| What is expected |
Once the pictures are set aside, retype the remaining entries exactly.

Information Start Marker

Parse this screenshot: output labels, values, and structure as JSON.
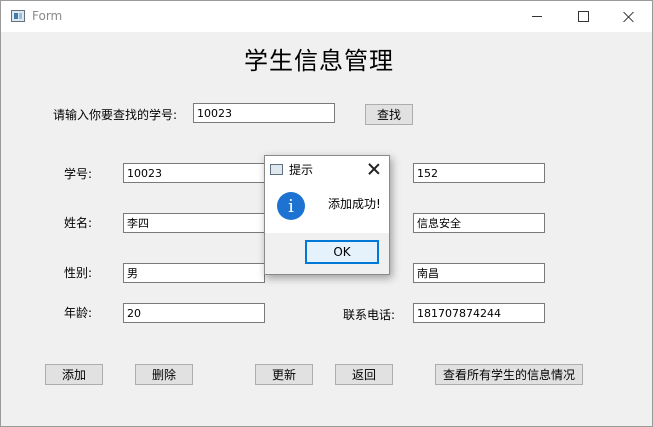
{
  "window": {
    "title": "Form"
  },
  "header": {
    "title": "学生信息管理"
  },
  "search": {
    "label": "请输入你要查找的学号:",
    "value": "10023",
    "button_label": "查找"
  },
  "form": {
    "student_id": {
      "label": "学号:",
      "value": "10023"
    },
    "name": {
      "label": "姓名:",
      "value": "李四"
    },
    "gender": {
      "label": "性别:",
      "value": "男"
    },
    "age": {
      "label": "年龄:",
      "value": "20"
    },
    "right_field_1": {
      "value": "152"
    },
    "right_field_2": {
      "value": "信息安全"
    },
    "right_field_3": {
      "value": "南昌"
    },
    "phone": {
      "label": "联系电话:",
      "value": "181707874244"
    }
  },
  "actions": {
    "add": "添加",
    "delete": "删除",
    "update": "更新",
    "back": "返回",
    "view_all": "查看所有学生的信息情况"
  },
  "dialog": {
    "title": "提示",
    "message": "添加成功!",
    "ok_label": "OK",
    "icon": "info-icon",
    "icon_glyph": "i"
  },
  "colors": {
    "accent": "#0078d7",
    "info_icon": "#1e73d2",
    "window_bg": "#f0f0f0"
  }
}
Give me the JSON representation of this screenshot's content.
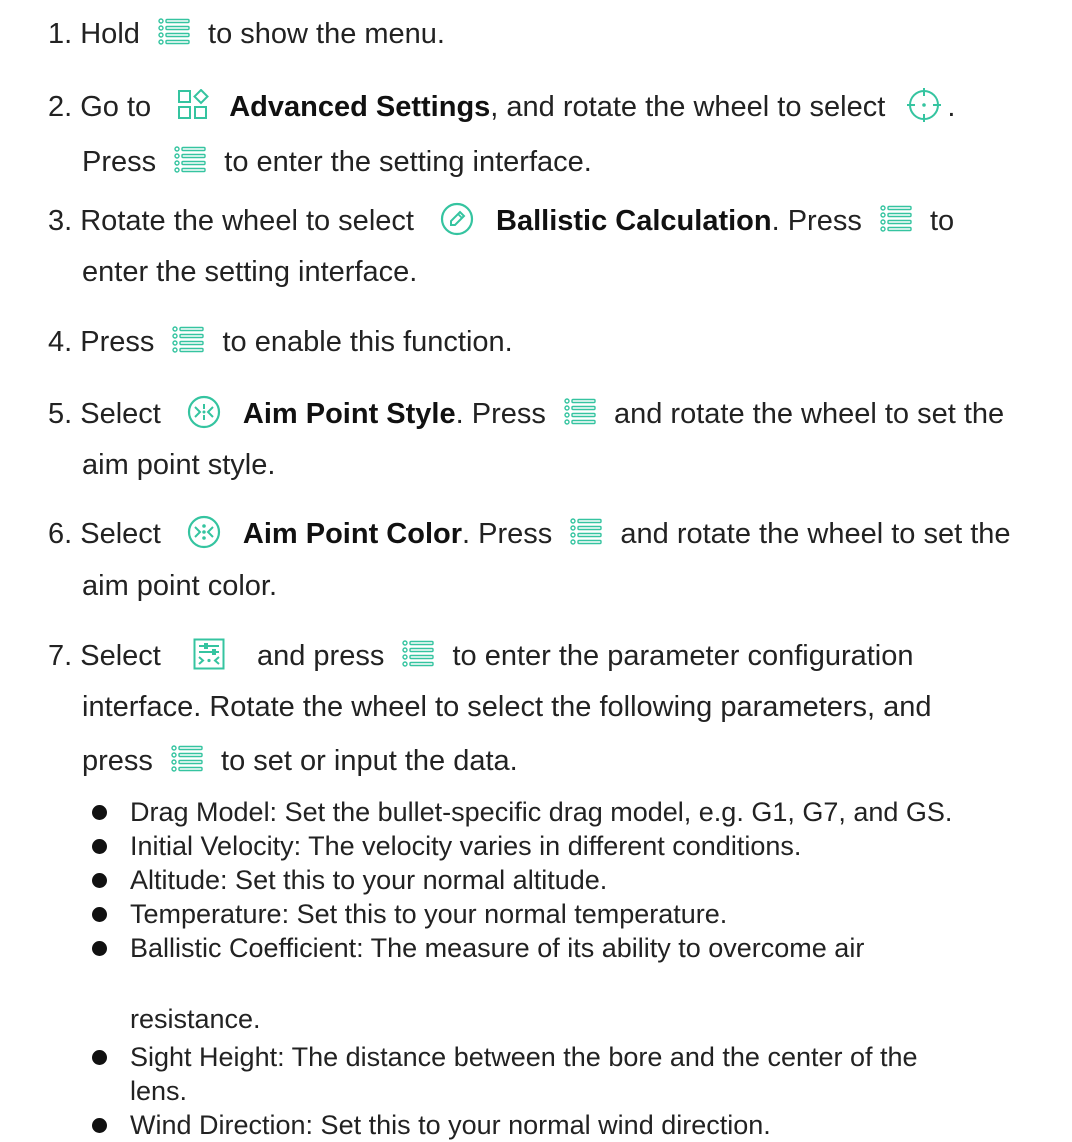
{
  "accent_color": "#35c4a0",
  "icons": {
    "menu": "menu-list-icon",
    "advanced": "advanced-settings-icon",
    "crosshair": "crosshair-icon",
    "ballistic": "ballistic-calculation-icon",
    "aim_style": "aim-point-style-icon",
    "aim_color": "aim-point-color-icon",
    "params": "parameter-config-icon"
  },
  "steps": {
    "s1": {
      "a": "1. Hold",
      "b": "to show the menu."
    },
    "s2": {
      "a": "2. Go to",
      "bold": "Advanced Settings",
      "b": ", and rotate the wheel to select",
      "c": ".",
      "d": "Press",
      "e": "to enter the setting interface."
    },
    "s3": {
      "a": "3. Rotate the wheel to select",
      "bold": "Ballistic Calculation",
      "b": ". Press",
      "c": "to",
      "d": "enter the setting interface."
    },
    "s4": {
      "a": "4. Press",
      "b": "to enable this function."
    },
    "s5": {
      "a": "5. Select",
      "bold": "Aim Point Style",
      "b": ". Press",
      "c": "and rotate the wheel to set the",
      "d": "aim point style."
    },
    "s6": {
      "a": "6. Select",
      "bold": "Aim Point Color",
      "b": ". Press",
      "c": "and rotate the wheel to set the",
      "d": "aim point color."
    },
    "s7": {
      "a": "7. Select",
      "b": "and press",
      "c": "to enter the parameter configuration",
      "d": "interface. Rotate the wheel to select the following parameters, and",
      "e": "press",
      "f": "to set or input the data."
    }
  },
  "bullets": [
    "Drag Model: Set the bullet-specific drag model, e.g. G1, G7, and GS.",
    "Initial Velocity: The velocity varies in different conditions.",
    "Altitude: Set this to your normal altitude.",
    "Temperature: Set this to your normal temperature.",
    "Ballistic Coefficient: The measure of its ability to overcome air",
    "resistance.",
    "Sight Height: The distance between the bore and the center of the",
    "lens.",
    "Wind Direction: Set this to your normal wind direction."
  ]
}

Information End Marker

| Answer for this exercise |
Parse this screenshot: output labels, values, and structure as JSON.
{
  "window": {
    "title": "Form"
  },
  "header": {
    "title": "学生信息管理"
  },
  "search": {
    "label": "请输入你要查找的学号:",
    "value": "10023",
    "button_label": "查找"
  },
  "form": {
    "student_id": {
      "label": "学号:",
      "value": "10023"
    },
    "name": {
      "label": "姓名:",
      "value": "李四"
    },
    "gender": {
      "label": "性别:",
      "value": "男"
    },
    "age": {
      "label": "年龄:",
      "value": "20"
    },
    "right_field_1": {
      "value": "152"
    },
    "right_field_2": {
      "value": "信息安全"
    },
    "right_field_3": {
      "value": "南昌"
    },
    "phone": {
      "label": "联系电话:",
      "value": "181707874244"
    }
  },
  "actions": {
    "add": "添加",
    "delete": "删除",
    "update": "更新",
    "back": "返回",
    "view_all": "查看所有学生的信息情况"
  },
  "dialog": {
    "title": "提示",
    "message": "添加成功!",
    "ok_label": "OK",
    "icon": "info-icon",
    "icon_glyph": "i"
  },
  "colors": {
    "accent": "#0078d7",
    "info_icon": "#1e73d2",
    "window_bg": "#f0f0f0"
  }
}
Give me the JSON representation of this screenshot's content.
{
  "accent_color": "#35c4a0",
  "icons": {
    "menu": "menu-list-icon",
    "advanced": "advanced-settings-icon",
    "crosshair": "crosshair-icon",
    "ballistic": "ballistic-calculation-icon",
    "aim_style": "aim-point-style-icon",
    "aim_color": "aim-point-color-icon",
    "params": "parameter-config-icon"
  },
  "steps": {
    "s1": {
      "a": "1. Hold",
      "b": "to show the menu."
    },
    "s2": {
      "a": "2. Go to",
      "bold": "Advanced Settings",
      "b": ", and rotate the wheel to select",
      "c": ".",
      "d": "Press",
      "e": "to enter the setting interface."
    },
    "s3": {
      "a": "3. Rotate the wheel to select",
      "bold": "Ballistic Calculation",
      "b": ". Press",
      "c": "to",
      "d": "enter the setting interface."
    },
    "s4": {
      "a": "4. Press",
      "b": "to enable this function."
    },
    "s5": {
      "a": "5. Select",
      "bold": "Aim Point Style",
      "b": ". Press",
      "c": "and rotate the wheel to set the",
      "d": "aim point style."
    },
    "s6": {
      "a": "6. Select",
      "bold": "Aim Point Color",
      "b": ". Press",
      "c": "and rotate the wheel to set the",
      "d": "aim point color."
    },
    "s7": {
      "a": "7. Select",
      "b": "and press",
      "c": "to enter the parameter configuration",
      "d": "interface. Rotate the wheel to select the following parameters, and",
      "e": "press",
      "f": "to set or input the data."
    }
  },
  "bullets": [
    "Drag Model: Set the bullet-specific drag model, e.g. G1, G7, and GS.",
    "Initial Velocity: The velocity varies in different conditions.",
    "Altitude: Set this to your normal altitude.",
    "Temperature: Set this to your normal temperature.",
    "Ballistic Coefficient: The measure of its ability to overcome air",
    "resistance.",
    "Sight Height: The distance between the bore and the center of the",
    "lens.",
    "Wind Direction: Set this to your normal wind direction."
  ]
}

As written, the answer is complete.